WORK INSTRUCTIONS
Identify each line below that contains the word "icon", and copy it out.
++++++++++
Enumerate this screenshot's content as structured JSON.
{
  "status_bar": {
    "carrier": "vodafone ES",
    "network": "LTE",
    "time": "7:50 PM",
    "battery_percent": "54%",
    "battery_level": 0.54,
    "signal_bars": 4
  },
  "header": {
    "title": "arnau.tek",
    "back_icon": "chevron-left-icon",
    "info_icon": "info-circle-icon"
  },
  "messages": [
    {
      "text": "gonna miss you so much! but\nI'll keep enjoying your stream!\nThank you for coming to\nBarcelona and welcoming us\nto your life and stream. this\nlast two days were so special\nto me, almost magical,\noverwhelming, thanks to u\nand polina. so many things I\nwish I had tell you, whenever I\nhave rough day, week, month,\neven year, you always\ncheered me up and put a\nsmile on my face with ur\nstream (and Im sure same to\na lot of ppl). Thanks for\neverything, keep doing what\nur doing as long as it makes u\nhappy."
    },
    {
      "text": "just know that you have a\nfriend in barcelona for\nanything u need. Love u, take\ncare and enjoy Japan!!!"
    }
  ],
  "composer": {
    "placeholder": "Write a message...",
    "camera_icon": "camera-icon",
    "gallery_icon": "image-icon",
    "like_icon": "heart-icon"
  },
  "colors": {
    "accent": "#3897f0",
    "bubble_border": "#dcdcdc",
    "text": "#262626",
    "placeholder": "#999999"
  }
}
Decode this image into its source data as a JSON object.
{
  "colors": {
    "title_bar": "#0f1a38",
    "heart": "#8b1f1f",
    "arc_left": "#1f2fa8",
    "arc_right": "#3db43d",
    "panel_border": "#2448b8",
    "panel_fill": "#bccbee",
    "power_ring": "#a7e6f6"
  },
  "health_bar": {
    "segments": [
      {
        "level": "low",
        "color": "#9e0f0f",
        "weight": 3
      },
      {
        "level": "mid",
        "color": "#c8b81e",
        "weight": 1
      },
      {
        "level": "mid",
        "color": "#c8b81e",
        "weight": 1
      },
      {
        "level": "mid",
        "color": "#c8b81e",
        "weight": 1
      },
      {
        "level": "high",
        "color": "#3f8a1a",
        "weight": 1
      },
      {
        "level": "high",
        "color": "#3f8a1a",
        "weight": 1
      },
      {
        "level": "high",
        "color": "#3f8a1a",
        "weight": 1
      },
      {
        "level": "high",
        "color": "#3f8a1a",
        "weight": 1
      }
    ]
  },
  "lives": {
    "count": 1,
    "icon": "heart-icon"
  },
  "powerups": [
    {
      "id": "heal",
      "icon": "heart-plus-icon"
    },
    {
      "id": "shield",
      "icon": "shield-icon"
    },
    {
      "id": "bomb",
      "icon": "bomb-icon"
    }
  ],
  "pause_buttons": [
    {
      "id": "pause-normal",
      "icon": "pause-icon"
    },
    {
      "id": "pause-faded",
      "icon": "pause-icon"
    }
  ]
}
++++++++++
SOLUTION TO THE EXERCISE
    "back_icon": "chevron-left-icon",
    "info_icon": "info-circle-icon"
    "camera_icon": "camera-icon",
    "gallery_icon": "image-icon",
    "like_icon": "heart-icon"
    "icon": "heart-icon"
      "icon": "heart-plus-icon"
      "icon": "shield-icon"
      "icon": "bomb-icon"
      "icon": "pause-icon"
      "icon": "pause-icon"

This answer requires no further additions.